> WHAT IS NEEDED
Copy the entries exactly. Leave nothing out and add nothing.

> DATA FOR THIS TASK
◆ ◆ ◆ ◆ ◆

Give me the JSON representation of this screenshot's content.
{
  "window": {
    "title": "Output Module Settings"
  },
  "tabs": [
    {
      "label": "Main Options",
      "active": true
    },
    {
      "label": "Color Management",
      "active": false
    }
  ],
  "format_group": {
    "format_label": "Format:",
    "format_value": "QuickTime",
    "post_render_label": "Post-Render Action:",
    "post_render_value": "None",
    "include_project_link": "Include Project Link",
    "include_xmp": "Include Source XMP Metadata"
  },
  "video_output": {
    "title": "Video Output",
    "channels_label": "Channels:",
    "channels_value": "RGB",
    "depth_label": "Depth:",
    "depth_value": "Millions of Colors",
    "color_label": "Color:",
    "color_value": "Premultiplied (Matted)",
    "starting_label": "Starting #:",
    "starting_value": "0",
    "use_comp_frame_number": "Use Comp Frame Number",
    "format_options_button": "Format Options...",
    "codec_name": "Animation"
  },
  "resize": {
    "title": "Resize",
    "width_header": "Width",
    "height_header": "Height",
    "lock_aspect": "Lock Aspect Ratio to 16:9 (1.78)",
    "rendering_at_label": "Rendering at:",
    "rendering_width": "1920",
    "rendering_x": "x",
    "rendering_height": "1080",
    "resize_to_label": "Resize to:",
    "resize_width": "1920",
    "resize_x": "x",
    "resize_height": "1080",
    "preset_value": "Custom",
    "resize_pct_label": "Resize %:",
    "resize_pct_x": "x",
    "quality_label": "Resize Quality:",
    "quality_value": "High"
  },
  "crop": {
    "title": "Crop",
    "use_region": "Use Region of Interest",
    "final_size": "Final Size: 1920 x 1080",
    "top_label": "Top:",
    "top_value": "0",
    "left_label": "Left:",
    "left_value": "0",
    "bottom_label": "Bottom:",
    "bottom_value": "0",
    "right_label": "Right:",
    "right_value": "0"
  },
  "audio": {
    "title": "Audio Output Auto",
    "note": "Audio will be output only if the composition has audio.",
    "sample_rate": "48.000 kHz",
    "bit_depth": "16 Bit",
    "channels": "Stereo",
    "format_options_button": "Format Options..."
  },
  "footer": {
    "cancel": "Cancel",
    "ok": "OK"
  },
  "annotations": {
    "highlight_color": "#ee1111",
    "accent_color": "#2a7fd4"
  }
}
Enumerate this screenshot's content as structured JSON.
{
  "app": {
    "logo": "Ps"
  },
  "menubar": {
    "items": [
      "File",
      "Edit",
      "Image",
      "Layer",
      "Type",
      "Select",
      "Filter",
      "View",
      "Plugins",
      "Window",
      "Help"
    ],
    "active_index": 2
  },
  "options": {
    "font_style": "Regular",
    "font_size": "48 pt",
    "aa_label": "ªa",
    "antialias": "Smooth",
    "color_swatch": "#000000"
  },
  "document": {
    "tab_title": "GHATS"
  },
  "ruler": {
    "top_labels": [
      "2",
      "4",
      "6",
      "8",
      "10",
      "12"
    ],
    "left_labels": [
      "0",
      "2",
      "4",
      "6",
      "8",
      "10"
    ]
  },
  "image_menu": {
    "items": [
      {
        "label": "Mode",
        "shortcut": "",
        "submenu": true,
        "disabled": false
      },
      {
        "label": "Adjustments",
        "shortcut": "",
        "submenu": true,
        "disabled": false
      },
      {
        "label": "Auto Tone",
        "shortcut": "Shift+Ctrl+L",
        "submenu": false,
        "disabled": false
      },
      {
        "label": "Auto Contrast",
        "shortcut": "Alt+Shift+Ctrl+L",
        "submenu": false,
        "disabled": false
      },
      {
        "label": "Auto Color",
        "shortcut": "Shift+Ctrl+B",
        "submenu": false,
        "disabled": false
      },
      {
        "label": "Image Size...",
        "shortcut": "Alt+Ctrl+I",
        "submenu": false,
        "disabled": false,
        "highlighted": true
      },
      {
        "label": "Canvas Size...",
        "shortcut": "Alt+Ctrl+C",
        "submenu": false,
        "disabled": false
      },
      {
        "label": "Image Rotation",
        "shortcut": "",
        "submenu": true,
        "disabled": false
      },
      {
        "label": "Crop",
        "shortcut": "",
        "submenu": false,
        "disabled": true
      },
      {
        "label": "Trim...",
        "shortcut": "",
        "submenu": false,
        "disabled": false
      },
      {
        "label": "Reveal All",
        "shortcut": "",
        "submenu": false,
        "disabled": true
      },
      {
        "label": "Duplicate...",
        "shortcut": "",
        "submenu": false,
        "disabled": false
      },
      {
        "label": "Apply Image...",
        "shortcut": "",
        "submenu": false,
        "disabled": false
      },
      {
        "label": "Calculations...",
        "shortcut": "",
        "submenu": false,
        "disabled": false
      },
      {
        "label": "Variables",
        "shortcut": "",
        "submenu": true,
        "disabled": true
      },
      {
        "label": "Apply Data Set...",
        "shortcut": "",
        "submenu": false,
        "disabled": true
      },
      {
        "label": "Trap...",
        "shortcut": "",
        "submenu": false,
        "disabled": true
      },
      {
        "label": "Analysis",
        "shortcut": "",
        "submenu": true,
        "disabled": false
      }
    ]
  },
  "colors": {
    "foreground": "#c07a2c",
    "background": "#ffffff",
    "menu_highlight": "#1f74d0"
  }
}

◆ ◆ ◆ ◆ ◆

> OUTPUT FOR THIS TASK
Give me the JSON representation of this screenshot's content.
{
  "window": {
    "title": "Output Module Settings"
  },
  "tabs": [
    {
      "label": "Main Options",
      "active": true
    },
    {
      "label": "Color Management",
      "active": false
    }
  ],
  "format_group": {
    "format_label": "Format:",
    "format_value": "QuickTime",
    "post_render_label": "Post-Render Action:",
    "post_render_value": "None",
    "include_project_link": "Include Project Link",
    "include_xmp": "Include Source XMP Metadata"
  },
  "video_output": {
    "title": "Video Output",
    "channels_label": "Channels:",
    "channels_value": "RGB",
    "depth_label": "Depth:",
    "depth_value": "Millions of Colors",
    "color_label": "Color:",
    "color_value": "Premultiplied (Matted)",
    "starting_label": "Starting #:",
    "starting_value": "0",
    "use_comp_frame_number": "Use Comp Frame Number",
    "format_options_button": "Format Options...",
    "codec_name": "Animation"
  },
  "resize": {
    "title": "Resize",
    "width_header": "Width",
    "height_header": "Height",
    "lock_aspect": "Lock Aspect Ratio to 16:9 (1.78)",
    "rendering_at_label": "Rendering at:",
    "rendering_width": "1920",
    "rendering_x": "x",
    "rendering_height": "1080",
    "resize_to_label": "Resize to:",
    "resize_width": "1920",
    "resize_x": "x",
    "resize_height": "1080",
    "preset_value": "Custom",
    "resize_pct_label": "Resize %:",
    "resize_pct_x": "x",
    "quality_label": "Resize Quality:",
    "quality_value": "High"
  },
  "crop": {
    "title": "Crop",
    "use_region": "Use Region of Interest",
    "final_size": "Final Size: 1920 x 1080",
    "top_label": "Top:",
    "top_value": "0",
    "left_label": "Left:",
    "left_value": "0",
    "bottom_label": "Bottom:",
    "bottom_value": "0",
    "right_label": "Right:",
    "right_value": "0"
  },
  "audio": {
    "title": "Audio Output Auto",
    "note": "Audio will be output only if the composition has audio.",
    "sample_rate": "48.000 kHz",
    "bit_depth": "16 Bit",
    "channels": "Stereo",
    "format_options_button": "Format Options..."
  },
  "footer": {
    "cancel": "Cancel",
    "ok": "OK"
  },
  "annotations": {
    "highlight_color": "#ee1111",
    "accent_color": "#2a7fd4"
  }
}
Enumerate this screenshot's content as structured JSON.
{
  "app": {
    "logo": "Ps"
  },
  "menubar": {
    "items": [
      "File",
      "Edit",
      "Image",
      "Layer",
      "Type",
      "Select",
      "Filter",
      "View",
      "Plugins",
      "Window",
      "Help"
    ],
    "active_index": 2
  },
  "options": {
    "font_style": "Regular",
    "font_size": "48 pt",
    "aa_label": "ªa",
    "antialias": "Smooth",
    "color_swatch": "#000000"
  },
  "document": {
    "tab_title": "GHATS"
  },
  "ruler": {
    "top_labels": [
      "2",
      "4",
      "6",
      "8",
      "10",
      "12"
    ],
    "left_labels": [
      "0",
      "2",
      "4",
      "6",
      "8",
      "10"
    ]
  },
  "image_menu": {
    "items": [
      {
        "label": "Mode",
        "shortcut": "",
        "submenu": true,
        "disabled": false
      },
      {
        "label": "Adjustments",
        "shortcut": "",
        "submenu": true,
        "disabled": false
      },
      {
        "label": "Auto Tone",
        "shortcut": "Shift+Ctrl+L",
        "submenu": false,
        "disabled": false
      },
      {
        "label": "Auto Contrast",
        "shortcut": "Alt+Shift+Ctrl+L",
        "submenu": false,
        "disabled": false
      },
      {
        "label": "Auto Color",
        "shortcut": "Shift+Ctrl+B",
        "submenu": false,
        "disabled": false
      },
      {
        "label": "Image Size...",
        "shortcut": "Alt+Ctrl+I",
        "submenu": false,
        "disabled": false,
        "highlighted": true
      },
      {
        "label": "Canvas Size...",
        "shortcut": "Alt+Ctrl+C",
        "submenu": false,
        "disabled": false
      },
      {
        "label": "Image Rotation",
        "shortcut": "",
        "submenu": true,
        "disabled": false
      },
      {
        "label": "Crop",
        "shortcut": "",
        "submenu": false,
        "disabled": true
      },
      {
        "label": "Trim...",
        "shortcut": "",
        "submenu": false,
        "disabled": false
      },
      {
        "label": "Reveal All",
        "shortcut": "",
        "submenu": false,
        "disabled": true
      },
      {
        "label": "Duplicate...",
        "shortcut": "",
        "submenu": false,
        "disabled": false
      },
      {
        "label": "Apply Image...",
        "shortcut": "",
        "submenu": false,
        "disabled": false
      },
      {
        "label": "Calculations...",
        "shortcut": "",
        "submenu": false,
        "disabled": false
      },
      {
        "label": "Variables",
        "shortcut": "",
        "submenu": true,
        "disabled": true
      },
      {
        "label": "Apply Data Set...",
        "shortcut": "",
        "submenu": false,
        "disabled": true
      },
      {
        "label": "Trap...",
        "shortcut": "",
        "submenu": false,
        "disabled": true
      },
      {
        "label": "Analysis",
        "shortcut": "",
        "submenu": true,
        "disabled": false
      }
    ]
  },
  "colors": {
    "foreground": "#c07a2c",
    "background": "#ffffff",
    "menu_highlight": "#1f74d0"
  }
}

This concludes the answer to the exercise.